Monday, October 15, 2018
How the rural-urban divide is changing the Democratic Party in Minnesota
The Democratic Party has been losing rural voters for years, most notably in the 2016 election when rural voters came out en masse for Republican Donald Trump. Even in Minnesota, usually rock-solid blue, the tension between rural and urban residents is eroding the Democrats' rural support.
The Democratic Party's hold on Minnesota is formidable, in part because the state-level party merged with the Farmer-Labor Party long ago to create a populist powerhouse. "Republicans have not won Minnesota’s electoral votes since 1972. No Republican candidate running for a U.S. Senate seat or the governorship has won more than 50 percent of the vote since Arne Carlson in 1994," Reid Wilson reports for The Hill. "President Trump lost Minnesota by just 45,000 votes in 2016, the closest any Republican has come to winning the state since Ronald Reagan’s re-election bid in 1984. Trump became the first Republican to win parts of Minnesota’s Iron Range, like Itasca County in the northeast corner of the state, since Herbert Hoover in 1928." Trump won 19 Minnesota counties that went for Obama in 2008 and 2012.

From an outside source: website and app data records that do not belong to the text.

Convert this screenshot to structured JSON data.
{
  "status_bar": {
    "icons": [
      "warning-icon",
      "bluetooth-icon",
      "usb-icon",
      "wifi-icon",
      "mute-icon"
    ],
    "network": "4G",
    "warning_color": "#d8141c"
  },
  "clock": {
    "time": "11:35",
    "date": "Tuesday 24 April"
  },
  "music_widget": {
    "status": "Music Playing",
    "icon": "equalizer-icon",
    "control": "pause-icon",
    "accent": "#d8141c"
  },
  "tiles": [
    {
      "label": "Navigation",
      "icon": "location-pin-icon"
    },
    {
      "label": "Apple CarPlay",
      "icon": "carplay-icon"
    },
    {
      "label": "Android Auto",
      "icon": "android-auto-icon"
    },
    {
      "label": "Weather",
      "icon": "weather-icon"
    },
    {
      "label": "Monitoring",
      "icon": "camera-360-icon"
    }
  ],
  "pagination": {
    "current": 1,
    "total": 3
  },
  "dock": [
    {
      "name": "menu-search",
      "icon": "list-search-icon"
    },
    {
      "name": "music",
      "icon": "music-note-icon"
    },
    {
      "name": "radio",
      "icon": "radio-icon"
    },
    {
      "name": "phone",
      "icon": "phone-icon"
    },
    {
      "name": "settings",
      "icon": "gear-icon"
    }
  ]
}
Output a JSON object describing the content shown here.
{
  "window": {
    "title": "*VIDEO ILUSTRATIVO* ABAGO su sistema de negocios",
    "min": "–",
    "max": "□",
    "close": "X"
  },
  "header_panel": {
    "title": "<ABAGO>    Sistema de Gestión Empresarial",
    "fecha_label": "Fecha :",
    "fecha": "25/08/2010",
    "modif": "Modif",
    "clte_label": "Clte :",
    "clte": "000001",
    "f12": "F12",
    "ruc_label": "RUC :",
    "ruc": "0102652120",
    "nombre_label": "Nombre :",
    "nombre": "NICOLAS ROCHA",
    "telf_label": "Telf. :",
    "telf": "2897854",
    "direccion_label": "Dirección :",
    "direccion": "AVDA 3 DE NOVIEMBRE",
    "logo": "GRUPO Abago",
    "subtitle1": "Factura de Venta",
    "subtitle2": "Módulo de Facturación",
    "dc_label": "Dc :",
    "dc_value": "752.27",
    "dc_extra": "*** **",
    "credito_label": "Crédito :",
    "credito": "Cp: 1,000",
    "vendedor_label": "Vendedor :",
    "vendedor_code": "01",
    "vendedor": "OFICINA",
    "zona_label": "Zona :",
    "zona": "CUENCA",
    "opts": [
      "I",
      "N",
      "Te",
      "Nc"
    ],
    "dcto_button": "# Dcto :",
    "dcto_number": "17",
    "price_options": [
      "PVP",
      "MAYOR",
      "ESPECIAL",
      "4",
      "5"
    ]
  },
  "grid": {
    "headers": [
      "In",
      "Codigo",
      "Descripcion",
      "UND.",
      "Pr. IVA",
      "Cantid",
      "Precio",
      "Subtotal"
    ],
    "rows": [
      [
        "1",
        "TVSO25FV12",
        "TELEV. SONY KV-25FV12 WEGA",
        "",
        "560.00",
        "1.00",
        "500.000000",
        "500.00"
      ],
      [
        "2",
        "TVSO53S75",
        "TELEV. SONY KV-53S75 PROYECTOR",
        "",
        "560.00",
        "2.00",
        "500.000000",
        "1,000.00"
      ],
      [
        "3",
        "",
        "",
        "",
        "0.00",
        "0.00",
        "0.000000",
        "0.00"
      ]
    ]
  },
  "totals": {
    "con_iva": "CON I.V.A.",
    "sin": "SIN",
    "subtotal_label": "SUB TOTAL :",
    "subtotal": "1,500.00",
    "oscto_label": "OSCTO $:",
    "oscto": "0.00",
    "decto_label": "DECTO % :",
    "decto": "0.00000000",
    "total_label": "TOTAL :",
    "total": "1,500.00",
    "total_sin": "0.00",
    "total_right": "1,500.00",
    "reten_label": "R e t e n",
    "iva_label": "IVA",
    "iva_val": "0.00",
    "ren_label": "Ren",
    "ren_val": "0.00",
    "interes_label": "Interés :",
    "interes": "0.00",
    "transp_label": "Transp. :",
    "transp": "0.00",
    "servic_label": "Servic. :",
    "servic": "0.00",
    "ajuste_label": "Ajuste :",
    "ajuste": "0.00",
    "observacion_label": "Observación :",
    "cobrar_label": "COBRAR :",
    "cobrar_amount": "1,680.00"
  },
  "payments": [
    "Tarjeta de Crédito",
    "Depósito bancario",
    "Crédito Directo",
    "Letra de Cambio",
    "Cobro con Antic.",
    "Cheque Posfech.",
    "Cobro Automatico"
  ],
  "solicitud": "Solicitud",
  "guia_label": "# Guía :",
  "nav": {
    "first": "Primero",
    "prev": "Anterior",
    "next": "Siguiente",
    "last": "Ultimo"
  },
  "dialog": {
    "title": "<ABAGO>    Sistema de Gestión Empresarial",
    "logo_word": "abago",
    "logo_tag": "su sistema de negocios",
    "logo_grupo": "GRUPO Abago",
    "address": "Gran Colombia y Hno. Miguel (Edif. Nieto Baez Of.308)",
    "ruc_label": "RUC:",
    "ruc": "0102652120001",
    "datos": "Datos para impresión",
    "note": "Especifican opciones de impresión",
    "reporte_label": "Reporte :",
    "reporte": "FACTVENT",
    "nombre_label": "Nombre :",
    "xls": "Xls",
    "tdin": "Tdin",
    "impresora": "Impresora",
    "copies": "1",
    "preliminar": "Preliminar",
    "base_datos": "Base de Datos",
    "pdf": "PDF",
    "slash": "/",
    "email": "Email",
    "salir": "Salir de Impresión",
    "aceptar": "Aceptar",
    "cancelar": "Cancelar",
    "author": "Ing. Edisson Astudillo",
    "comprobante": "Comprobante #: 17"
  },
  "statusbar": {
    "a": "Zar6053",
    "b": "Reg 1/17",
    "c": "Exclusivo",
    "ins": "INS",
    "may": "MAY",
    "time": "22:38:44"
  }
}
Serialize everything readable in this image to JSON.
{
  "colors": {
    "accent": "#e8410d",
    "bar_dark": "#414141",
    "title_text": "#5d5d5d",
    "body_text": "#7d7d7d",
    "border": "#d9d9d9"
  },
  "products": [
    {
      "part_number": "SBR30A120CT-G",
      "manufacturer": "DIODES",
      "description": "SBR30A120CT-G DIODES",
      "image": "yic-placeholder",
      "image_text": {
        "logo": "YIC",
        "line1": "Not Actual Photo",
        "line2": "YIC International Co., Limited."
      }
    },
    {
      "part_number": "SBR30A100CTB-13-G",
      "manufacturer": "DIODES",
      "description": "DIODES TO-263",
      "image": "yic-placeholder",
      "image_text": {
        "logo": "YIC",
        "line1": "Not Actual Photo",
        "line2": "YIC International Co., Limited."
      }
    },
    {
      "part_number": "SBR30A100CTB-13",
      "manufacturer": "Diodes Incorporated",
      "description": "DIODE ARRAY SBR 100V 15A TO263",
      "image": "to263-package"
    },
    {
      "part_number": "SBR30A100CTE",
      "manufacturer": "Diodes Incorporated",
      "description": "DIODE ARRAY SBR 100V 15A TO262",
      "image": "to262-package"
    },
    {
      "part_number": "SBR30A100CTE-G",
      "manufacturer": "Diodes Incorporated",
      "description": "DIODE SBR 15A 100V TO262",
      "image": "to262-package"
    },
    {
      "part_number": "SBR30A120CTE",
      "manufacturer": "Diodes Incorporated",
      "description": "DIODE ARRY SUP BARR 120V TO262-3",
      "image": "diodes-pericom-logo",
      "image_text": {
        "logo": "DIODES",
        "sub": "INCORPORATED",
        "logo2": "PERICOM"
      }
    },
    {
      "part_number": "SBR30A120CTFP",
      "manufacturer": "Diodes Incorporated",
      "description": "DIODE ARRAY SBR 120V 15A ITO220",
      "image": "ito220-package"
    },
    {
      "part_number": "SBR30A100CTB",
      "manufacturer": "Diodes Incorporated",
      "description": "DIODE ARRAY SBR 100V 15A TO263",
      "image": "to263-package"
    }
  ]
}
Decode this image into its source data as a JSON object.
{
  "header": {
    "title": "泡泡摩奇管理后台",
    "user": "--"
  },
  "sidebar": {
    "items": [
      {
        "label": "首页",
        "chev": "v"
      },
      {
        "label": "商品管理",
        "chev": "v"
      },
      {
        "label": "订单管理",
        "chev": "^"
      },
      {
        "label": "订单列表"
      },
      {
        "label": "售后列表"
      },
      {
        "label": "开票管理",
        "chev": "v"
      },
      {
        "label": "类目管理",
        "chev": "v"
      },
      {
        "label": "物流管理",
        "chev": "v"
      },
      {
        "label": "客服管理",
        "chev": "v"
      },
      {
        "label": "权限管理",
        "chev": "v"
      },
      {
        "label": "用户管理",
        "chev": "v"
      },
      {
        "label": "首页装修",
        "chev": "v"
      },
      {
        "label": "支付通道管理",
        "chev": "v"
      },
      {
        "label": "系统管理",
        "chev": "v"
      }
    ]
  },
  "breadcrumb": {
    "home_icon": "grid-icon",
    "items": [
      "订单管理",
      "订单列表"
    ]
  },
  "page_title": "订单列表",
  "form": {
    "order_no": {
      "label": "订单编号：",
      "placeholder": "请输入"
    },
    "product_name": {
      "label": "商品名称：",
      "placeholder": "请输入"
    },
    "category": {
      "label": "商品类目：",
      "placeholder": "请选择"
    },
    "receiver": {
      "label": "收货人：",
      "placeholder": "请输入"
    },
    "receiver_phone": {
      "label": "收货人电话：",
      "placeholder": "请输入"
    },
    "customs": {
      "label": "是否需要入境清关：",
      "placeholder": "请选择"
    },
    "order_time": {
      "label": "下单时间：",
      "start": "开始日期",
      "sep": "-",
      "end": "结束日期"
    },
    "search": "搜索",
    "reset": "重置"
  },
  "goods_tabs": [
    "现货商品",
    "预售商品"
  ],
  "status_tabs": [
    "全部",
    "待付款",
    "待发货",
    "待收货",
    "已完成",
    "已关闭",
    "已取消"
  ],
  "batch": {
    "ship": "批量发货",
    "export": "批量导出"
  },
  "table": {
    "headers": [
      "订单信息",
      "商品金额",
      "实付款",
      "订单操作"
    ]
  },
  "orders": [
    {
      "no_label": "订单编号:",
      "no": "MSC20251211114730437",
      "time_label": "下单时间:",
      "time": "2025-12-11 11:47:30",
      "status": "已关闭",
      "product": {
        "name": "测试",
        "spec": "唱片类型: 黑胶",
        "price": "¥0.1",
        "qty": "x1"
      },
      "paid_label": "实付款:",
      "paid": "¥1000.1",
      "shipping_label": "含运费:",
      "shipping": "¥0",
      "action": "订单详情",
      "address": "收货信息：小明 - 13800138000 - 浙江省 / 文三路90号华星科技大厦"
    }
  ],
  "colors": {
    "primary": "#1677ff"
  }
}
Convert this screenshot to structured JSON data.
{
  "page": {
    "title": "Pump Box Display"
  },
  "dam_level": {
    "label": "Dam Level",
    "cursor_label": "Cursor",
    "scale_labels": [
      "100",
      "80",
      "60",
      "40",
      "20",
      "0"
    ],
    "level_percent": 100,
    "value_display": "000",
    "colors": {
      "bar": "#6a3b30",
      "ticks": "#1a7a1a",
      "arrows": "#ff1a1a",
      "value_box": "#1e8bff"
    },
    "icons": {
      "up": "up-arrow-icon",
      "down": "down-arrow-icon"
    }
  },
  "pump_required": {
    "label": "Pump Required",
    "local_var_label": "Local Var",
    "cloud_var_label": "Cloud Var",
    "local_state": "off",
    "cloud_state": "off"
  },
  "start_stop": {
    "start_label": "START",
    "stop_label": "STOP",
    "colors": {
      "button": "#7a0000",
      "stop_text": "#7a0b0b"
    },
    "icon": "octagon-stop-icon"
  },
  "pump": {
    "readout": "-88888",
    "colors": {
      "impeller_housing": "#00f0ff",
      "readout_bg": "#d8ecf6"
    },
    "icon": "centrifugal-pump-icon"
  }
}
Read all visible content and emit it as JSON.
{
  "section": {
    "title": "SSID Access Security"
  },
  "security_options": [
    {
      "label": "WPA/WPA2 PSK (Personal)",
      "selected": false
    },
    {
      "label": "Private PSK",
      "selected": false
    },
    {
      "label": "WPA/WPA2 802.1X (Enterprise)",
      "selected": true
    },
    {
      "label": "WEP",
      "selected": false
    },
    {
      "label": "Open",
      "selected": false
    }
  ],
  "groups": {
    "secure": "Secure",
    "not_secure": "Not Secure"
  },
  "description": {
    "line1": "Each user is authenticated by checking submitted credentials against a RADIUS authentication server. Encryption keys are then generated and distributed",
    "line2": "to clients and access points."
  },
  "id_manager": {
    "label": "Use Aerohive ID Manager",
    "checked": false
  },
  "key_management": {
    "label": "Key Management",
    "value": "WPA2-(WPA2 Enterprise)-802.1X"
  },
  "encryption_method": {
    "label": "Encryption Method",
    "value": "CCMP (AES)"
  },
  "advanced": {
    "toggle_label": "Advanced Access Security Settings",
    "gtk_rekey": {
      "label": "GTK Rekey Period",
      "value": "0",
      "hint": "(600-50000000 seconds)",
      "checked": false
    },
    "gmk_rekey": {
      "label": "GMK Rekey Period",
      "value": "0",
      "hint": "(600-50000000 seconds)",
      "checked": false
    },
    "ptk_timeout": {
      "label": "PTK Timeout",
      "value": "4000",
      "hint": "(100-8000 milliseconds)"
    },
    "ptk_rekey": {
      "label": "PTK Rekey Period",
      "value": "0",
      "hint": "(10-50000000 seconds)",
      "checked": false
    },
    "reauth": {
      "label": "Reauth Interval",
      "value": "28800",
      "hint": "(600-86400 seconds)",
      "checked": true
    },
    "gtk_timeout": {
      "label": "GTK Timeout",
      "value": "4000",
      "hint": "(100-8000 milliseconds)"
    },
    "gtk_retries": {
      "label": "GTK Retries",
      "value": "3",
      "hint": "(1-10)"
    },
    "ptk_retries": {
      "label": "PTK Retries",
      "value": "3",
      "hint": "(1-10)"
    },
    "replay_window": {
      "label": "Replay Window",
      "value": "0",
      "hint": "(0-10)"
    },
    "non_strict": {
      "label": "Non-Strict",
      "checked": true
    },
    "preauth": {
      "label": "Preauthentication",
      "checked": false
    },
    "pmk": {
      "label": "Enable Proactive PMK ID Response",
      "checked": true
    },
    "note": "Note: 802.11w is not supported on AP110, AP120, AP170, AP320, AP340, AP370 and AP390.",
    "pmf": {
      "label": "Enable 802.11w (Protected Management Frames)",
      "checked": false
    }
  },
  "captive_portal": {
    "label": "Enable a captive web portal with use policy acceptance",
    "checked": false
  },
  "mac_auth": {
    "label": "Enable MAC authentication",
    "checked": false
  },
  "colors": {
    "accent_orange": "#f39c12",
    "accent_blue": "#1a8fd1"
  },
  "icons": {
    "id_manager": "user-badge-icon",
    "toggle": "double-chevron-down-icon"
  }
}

The big problem for the DFL Party: Rural people worry that it doesn't care enough about blue-collar workers and farmers. Obama limited copper and nickel mining in the Iron Range, and Democratic Gov. Mark Dayton signed a law requiring farmers to leave a buffer of up to 50 feet between fields and waterways to limit fertilizers pollution, reducing the land cash-strapped farmers could use. "You’ve lost productivity, the ability to raise a crop," Kevin Paap, a fourth-generation corn and soybean farmer in Blue Earth County and the president of the state Farm Bureau, told Wilson. "Many feel like it was a taking."
"The far left is trying to stop [blue collar] jobs. You can't tell people you're for them when your party is trying to take away jobs," Jason George, business manager of the International Union of Operating Engineers Local 49, a mining union, told Wilson. "Minnesota is emblematic of the problem that Democrats have around the rest of the country." The DFL, he said, "has abandoned the F and the L."